Group 1:
Those who fall away were never saved in the first place.  They did not have the faith, it just appeared to us that they did.
To continue from answer (b) above:
Answer (b) above finished with "They had faith, and were saved, but now they've lost faith, so they don't deserve salvation, therefore they are no longer saved."
Well this point and the conclusion of (b) agree that both of these people are doomed, but they disagree on the initial state of these people.  So the question here is "Were they initially saved or not?"  Group 1 say no, Group 2 say yes.  A clear disagreement here.  This appears to be the fundamental difference between the two groups, all other differences arise from this.  So then who is right?  It here now that I shall throw a few more Bible verses into the fray:
V1 - 1Jn5:4 "For everyone who is born of God will overcome the world."
V2 - James 1:12 "Blessed is the man who perseverese under trial, because when he has stood the test, he will receive the crown of life that God has promised to those who love Him."
V3 - Gal3:11 "The righteous live by faith."
V4 - Heb 10:38 "But my righteous one lives by faith, if he shrinks back I will not be pleased with him."
V5 - Ro 12:3 " accordance with the faith God has given you."
V6 - 1Co12:8-9 "To one there is"
V7 - 1Jn5:18 "We know that anyone born of God does not continue to sin; the one who was born of God keeps him safe, and the evil one cannot harm him."
These should do, but I can't remember another passage I think you pointed out to me in which it talks about those who have faith and the results of them having it, and it implies clearly that if you have genuine faith, you won't lose it - that if you 'lose your faith' you really never had faith in the first place.  If you remember this passgae could you please remind me of it.
V1 and V7 says that those with faith in God (born of Him) will not be overcome by the world (lose faith etc) and will be kept safe.  V2 says that he who does not lose his faith will receive eternal life.  V3 says you are righteous if you live by faith, if you lose faith you were not righteous, and to get to heaven you need to be righteous.
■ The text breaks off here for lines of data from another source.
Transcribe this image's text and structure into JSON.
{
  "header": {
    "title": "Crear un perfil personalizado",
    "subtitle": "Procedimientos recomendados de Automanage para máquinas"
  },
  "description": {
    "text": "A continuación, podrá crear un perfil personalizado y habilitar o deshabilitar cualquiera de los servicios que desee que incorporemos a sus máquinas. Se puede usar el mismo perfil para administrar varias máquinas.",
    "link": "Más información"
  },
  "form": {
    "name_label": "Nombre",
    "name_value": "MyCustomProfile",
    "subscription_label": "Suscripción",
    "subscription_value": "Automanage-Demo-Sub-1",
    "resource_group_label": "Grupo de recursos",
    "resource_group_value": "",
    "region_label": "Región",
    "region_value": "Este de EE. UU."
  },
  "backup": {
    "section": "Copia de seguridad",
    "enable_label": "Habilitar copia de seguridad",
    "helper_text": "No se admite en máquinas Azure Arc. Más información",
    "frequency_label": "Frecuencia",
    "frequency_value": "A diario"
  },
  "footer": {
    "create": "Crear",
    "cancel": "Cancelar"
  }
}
V5 and V6 say that our faith is A GIFT FROM GOD.  From this I ask that if you 'lose your faith' has God given you faith, then taken it away?  Then I'd ask why.
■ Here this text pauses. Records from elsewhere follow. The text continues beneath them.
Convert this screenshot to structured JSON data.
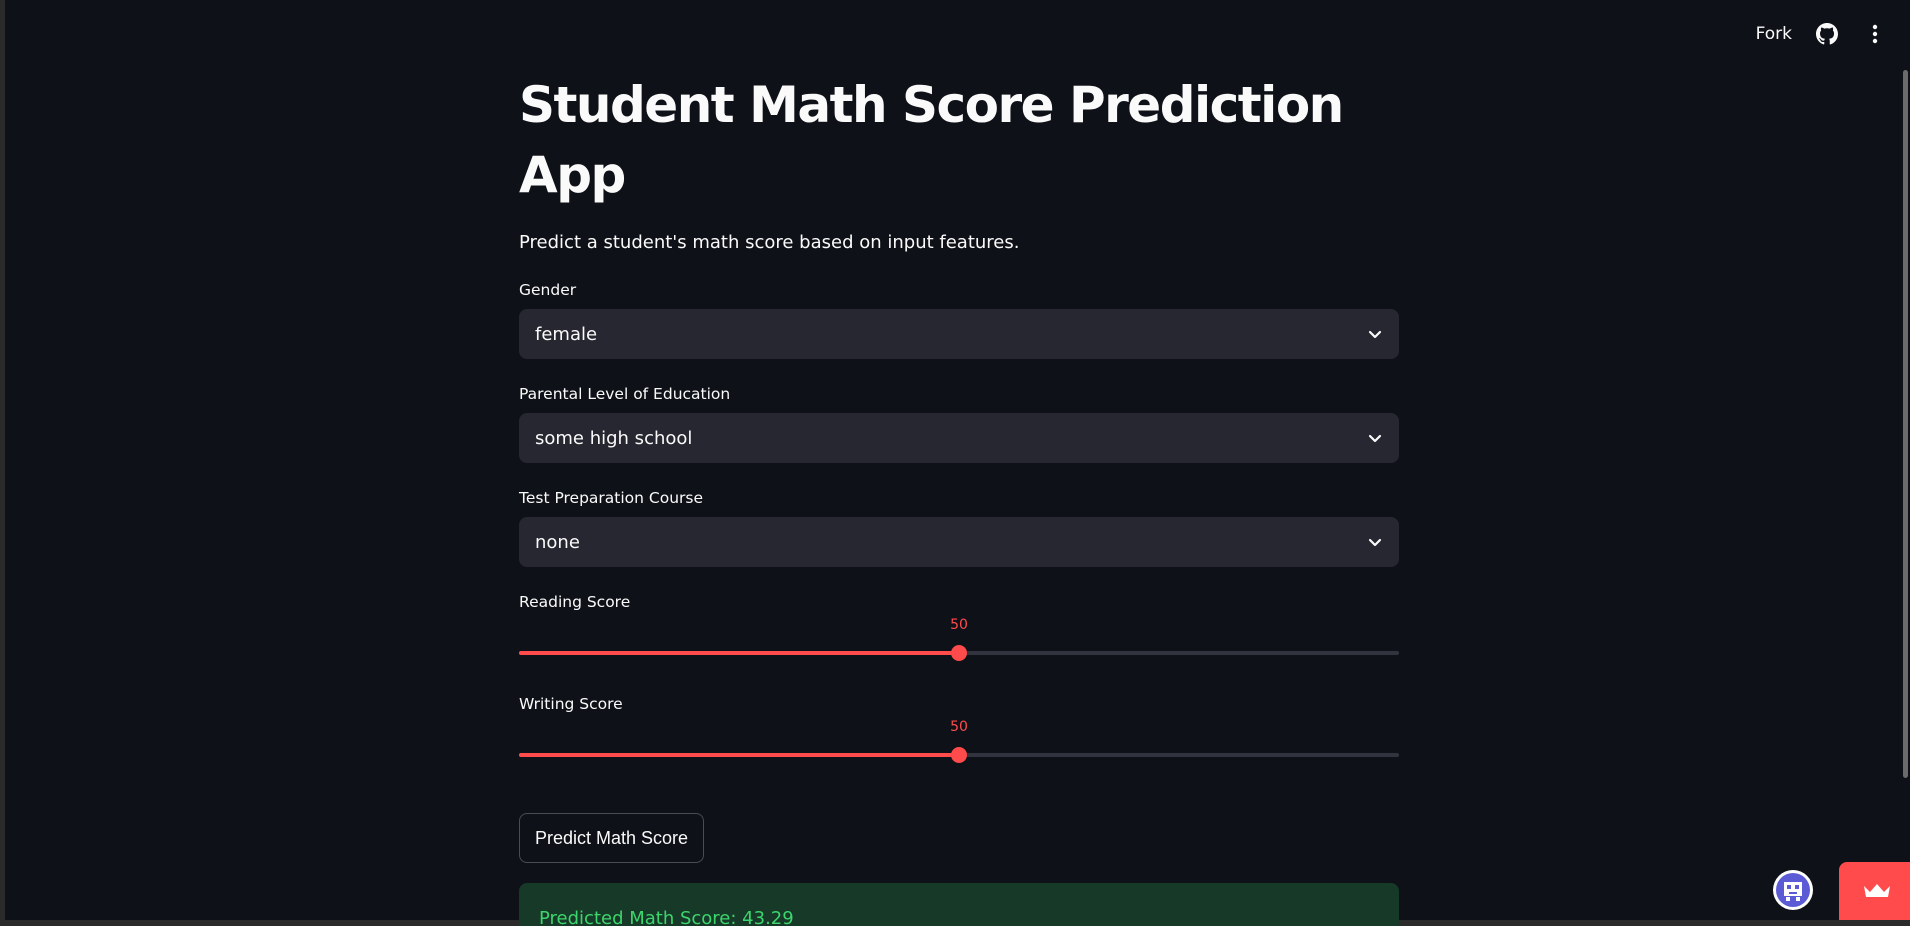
{
  "header": {
    "fork_label": "Fork",
    "github_icon": "github-icon",
    "menu_icon": "more-vertical-icon"
  },
  "main": {
    "title": "Student Math Score Prediction App",
    "subtitle": "Predict a student's math score based on input features.",
    "gender": {
      "label": "Gender",
      "value": "female"
    },
    "education": {
      "label": "Parental Level of Education",
      "value": "some high school"
    },
    "prep_course": {
      "label": "Test Preparation Course",
      "value": "none"
    },
    "reading": {
      "label": "Reading Score",
      "value": "50",
      "min": 0,
      "max": 100
    },
    "writing": {
      "label": "Writing Score",
      "value": "50",
      "min": 0,
      "max": 100
    },
    "predict_button": "Predict Math Score",
    "result": "Predicted Math Score: 43.29"
  },
  "colors": {
    "background": "#0e1117",
    "accent": "#ff4b4b",
    "select_bg": "#262730",
    "success_bg": "#173928",
    "success_text": "#3dd56d"
  }
}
V4 could be used to support Group 2, but in light of the other verses it doesn't.
So I conclude that God gives us our faith, and we do not lose that faith. (What is that passage?  It is probably the easiest passage to base this all on.)
So it seems Group 1 is right, they were not initially saved, they did not have true faith.
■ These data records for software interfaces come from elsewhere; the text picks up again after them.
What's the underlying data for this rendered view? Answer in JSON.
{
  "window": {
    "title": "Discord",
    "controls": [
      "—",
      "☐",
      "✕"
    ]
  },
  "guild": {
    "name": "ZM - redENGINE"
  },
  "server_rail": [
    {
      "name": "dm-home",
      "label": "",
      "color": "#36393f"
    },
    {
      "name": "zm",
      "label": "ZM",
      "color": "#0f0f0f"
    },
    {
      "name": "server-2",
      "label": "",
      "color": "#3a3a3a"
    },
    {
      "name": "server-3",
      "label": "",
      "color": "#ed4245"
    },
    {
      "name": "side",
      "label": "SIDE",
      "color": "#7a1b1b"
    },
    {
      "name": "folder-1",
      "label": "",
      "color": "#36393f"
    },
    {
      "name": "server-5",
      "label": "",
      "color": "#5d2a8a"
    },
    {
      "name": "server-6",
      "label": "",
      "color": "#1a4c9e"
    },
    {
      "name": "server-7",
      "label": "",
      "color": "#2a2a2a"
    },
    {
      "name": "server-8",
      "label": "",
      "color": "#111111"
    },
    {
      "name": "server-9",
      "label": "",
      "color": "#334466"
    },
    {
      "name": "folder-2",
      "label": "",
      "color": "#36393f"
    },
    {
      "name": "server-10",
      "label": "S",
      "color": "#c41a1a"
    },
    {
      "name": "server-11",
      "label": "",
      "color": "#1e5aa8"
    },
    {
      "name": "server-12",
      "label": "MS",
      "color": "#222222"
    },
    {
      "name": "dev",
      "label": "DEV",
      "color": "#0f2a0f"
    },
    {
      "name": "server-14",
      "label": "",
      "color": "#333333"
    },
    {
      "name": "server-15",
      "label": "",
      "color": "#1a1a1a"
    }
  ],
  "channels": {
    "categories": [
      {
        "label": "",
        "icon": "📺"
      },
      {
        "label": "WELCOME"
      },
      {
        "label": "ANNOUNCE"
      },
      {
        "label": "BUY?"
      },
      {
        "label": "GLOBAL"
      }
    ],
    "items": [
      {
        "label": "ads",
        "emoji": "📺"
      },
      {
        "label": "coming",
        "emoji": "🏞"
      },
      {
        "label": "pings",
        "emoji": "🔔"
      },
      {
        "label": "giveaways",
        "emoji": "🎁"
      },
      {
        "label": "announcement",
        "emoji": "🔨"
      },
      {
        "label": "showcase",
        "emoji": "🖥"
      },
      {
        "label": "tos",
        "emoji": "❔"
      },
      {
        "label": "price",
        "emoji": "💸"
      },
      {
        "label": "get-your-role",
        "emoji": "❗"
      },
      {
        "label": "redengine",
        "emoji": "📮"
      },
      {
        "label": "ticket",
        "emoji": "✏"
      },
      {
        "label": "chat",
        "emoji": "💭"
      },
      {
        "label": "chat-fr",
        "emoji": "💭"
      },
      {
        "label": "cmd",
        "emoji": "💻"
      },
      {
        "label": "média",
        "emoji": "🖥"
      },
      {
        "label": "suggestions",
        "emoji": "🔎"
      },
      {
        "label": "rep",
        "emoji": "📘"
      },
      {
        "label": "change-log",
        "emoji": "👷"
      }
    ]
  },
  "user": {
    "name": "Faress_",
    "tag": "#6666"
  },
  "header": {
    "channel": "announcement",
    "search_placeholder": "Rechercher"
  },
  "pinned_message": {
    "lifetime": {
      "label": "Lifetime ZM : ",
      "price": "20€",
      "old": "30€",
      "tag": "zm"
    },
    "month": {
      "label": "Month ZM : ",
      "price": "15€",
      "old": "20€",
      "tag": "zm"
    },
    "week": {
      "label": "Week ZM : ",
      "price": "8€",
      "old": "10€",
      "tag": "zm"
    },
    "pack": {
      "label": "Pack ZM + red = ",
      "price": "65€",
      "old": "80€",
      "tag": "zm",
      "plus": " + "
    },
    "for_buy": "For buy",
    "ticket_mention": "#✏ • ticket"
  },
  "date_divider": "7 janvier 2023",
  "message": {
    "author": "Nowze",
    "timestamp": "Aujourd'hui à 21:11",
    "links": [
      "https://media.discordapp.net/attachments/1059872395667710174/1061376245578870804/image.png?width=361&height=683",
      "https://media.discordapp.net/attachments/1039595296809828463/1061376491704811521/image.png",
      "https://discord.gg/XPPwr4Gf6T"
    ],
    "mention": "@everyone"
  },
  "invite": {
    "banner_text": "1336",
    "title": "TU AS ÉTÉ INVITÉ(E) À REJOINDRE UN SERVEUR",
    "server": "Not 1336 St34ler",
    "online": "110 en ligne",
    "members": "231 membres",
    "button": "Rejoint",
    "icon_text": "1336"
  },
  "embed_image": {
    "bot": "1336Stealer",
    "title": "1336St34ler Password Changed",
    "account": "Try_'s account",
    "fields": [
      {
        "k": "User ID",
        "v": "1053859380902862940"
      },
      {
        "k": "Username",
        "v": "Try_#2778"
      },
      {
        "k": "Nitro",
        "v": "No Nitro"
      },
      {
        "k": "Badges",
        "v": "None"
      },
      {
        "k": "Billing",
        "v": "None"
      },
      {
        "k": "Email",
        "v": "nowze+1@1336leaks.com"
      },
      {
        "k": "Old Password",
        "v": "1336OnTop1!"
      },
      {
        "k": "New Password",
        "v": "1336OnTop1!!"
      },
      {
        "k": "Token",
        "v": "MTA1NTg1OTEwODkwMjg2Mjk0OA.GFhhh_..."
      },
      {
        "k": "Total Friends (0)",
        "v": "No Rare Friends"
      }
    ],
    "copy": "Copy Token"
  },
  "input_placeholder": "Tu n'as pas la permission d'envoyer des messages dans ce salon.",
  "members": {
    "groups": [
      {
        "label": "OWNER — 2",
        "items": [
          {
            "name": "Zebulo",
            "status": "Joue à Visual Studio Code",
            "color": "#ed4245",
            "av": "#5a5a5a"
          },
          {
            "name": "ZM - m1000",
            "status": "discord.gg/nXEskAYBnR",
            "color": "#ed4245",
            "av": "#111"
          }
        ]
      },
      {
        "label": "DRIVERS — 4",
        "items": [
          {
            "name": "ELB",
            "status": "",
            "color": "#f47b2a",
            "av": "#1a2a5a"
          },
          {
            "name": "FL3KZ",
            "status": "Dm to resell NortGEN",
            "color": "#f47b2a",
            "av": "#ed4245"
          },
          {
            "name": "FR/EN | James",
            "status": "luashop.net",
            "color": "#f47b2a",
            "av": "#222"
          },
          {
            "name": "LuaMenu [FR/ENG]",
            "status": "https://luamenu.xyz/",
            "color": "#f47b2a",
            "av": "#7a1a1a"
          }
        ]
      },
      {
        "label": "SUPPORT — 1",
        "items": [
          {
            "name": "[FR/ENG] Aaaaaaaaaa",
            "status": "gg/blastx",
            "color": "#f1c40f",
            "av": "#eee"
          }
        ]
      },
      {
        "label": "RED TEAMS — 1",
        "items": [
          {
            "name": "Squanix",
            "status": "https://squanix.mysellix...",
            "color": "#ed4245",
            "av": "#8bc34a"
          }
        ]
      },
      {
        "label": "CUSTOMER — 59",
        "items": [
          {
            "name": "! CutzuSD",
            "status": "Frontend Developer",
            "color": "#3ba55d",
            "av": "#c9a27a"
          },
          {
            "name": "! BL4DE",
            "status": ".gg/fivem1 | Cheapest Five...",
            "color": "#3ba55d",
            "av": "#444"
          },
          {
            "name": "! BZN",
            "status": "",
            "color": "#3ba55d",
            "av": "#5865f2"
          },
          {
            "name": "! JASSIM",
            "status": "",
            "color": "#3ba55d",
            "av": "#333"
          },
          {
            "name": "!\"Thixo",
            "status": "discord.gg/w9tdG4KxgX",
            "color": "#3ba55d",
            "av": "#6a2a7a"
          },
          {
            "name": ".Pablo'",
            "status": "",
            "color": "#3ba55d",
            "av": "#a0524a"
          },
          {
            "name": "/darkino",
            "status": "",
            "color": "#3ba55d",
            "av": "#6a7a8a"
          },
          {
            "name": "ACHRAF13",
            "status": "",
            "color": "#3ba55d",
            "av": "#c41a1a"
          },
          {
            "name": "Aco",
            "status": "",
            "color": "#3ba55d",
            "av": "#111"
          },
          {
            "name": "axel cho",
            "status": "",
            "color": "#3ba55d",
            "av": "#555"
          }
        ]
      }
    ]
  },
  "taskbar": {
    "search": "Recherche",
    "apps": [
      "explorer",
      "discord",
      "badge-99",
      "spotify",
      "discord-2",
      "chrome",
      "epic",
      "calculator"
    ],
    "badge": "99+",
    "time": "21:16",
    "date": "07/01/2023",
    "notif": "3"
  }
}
But there is another 'sect' of people within Group 1 who I have heard say:
Those who fall away are still saved.
Well this is comforting to us if we have Christian friends who have 'fallen away'.  We can lean on this and say that they are still going to heaven.  What a dangerous thought!    Believing this could lead us to not try hard to bring them back (direct violation of the Bible - don't remember exactly where)  But as I have been convinced, they did not have faith to begin with, so I conclude that the people who say "Those who fall away are still saved", an extreme of "once saved always saved" are wrong.  They are assuming by external observations that strongly suggested to them that the person who 'fell away' was saved initially.  This is a dangerous assumption, and I believe they are wrong.  All the verses above oppose this belief.
So it seems that saying that those who 'fall away' did not have faith or were not saved initially is not a cop-out as it seemed before.
So I seem to have now concluded that the Calvinists are right.
Any comments?
(If the above makes no sense it is because everything was just laid out as I thought of it)
See Ya!